=== Given information ===
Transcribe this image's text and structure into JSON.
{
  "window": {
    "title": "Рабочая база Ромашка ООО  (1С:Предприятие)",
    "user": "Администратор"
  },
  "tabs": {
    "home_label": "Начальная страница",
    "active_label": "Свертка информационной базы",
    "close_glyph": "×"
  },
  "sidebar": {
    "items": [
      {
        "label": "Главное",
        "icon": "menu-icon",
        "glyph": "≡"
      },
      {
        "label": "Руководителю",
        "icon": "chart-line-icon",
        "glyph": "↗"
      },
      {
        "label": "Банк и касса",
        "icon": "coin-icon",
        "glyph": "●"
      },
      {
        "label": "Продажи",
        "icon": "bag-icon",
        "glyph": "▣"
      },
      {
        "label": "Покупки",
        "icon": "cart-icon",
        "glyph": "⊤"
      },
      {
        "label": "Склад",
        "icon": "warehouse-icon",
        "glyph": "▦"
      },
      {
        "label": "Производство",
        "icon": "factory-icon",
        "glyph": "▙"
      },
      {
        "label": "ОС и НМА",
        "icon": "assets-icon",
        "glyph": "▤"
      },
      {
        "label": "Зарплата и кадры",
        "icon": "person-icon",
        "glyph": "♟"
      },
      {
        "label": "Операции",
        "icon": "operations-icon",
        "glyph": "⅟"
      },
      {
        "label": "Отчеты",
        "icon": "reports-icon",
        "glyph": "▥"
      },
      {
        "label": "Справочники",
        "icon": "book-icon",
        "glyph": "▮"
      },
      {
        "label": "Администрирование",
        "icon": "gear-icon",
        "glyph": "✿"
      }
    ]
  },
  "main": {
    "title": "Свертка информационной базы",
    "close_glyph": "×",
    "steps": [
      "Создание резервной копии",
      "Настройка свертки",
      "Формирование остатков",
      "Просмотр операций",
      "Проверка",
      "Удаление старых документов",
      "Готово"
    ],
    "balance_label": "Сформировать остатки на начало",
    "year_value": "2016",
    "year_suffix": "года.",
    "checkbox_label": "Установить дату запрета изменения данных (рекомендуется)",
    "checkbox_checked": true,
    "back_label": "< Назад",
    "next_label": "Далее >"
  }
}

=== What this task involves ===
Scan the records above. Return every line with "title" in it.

=== Result ===
    "title": "Рабочая база Ромашка ООО  (1С:Предприятие)",
    "title": "Свертка информационной базы",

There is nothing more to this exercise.